▶ What is required: Pictures in the records are to be omitted; everything else is copied exactly.
═══ Extracted records
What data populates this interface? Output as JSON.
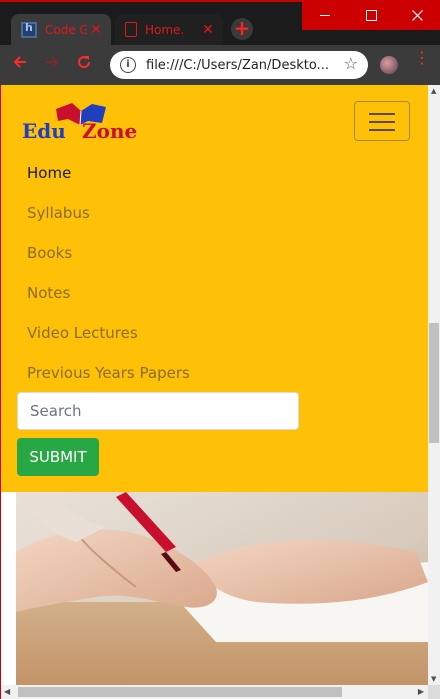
{
  "browser": {
    "tabs": [
      {
        "title": "Code G",
        "close": "✕"
      },
      {
        "title": "Home.",
        "close": "✕"
      }
    ],
    "new_tab": "+",
    "url": "file:///C:/Users/Zan/Deskto...",
    "accent_color": "#cc0000"
  },
  "site": {
    "brand": {
      "word1": "Edu",
      "word2": "Zone"
    },
    "nav": {
      "items": [
        {
          "label": "Home",
          "active": true
        },
        {
          "label": "Syllabus"
        },
        {
          "label": "Books"
        },
        {
          "label": "Notes"
        },
        {
          "label": "Video Lectures"
        },
        {
          "label": "Previous Years Papers"
        }
      ]
    },
    "search": {
      "placeholder": "Search",
      "value": ""
    },
    "submit_label": "SUBMIT",
    "colors": {
      "navbar": "#ffc107",
      "submit": "#28a745",
      "brand_blue": "#1f3fbf",
      "brand_red": "#c8102e"
    }
  }
}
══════
▶ Answer for this exercise:
What data populates this interface? Output as JSON.
{
  "browser": {
    "tabs": [
      {
        "title": "Code G",
        "close": "✕"
      },
      {
        "title": "Home.",
        "close": "✕"
      }
    ],
    "new_tab": "+",
    "url": "file:///C:/Users/Zan/Deskto...",
    "accent_color": "#cc0000"
  },
  "site": {
    "brand": {
      "word1": "Edu",
      "word2": "Zone"
    },
    "nav": {
      "items": [
        {
          "label": "Home",
          "active": true
        },
        {
          "label": "Syllabus"
        },
        {
          "label": "Books"
        },
        {
          "label": "Notes"
        },
        {
          "label": "Video Lectures"
        },
        {
          "label": "Previous Years Papers"
        }
      ]
    },
    "search": {
      "placeholder": "Search",
      "value": ""
    },
    "submit_label": "SUBMIT",
    "colors": {
      "navbar": "#ffc107",
      "submit": "#28a745",
      "brand_blue": "#1f3fbf",
      "brand_red": "#c8102e"
    }
  }
}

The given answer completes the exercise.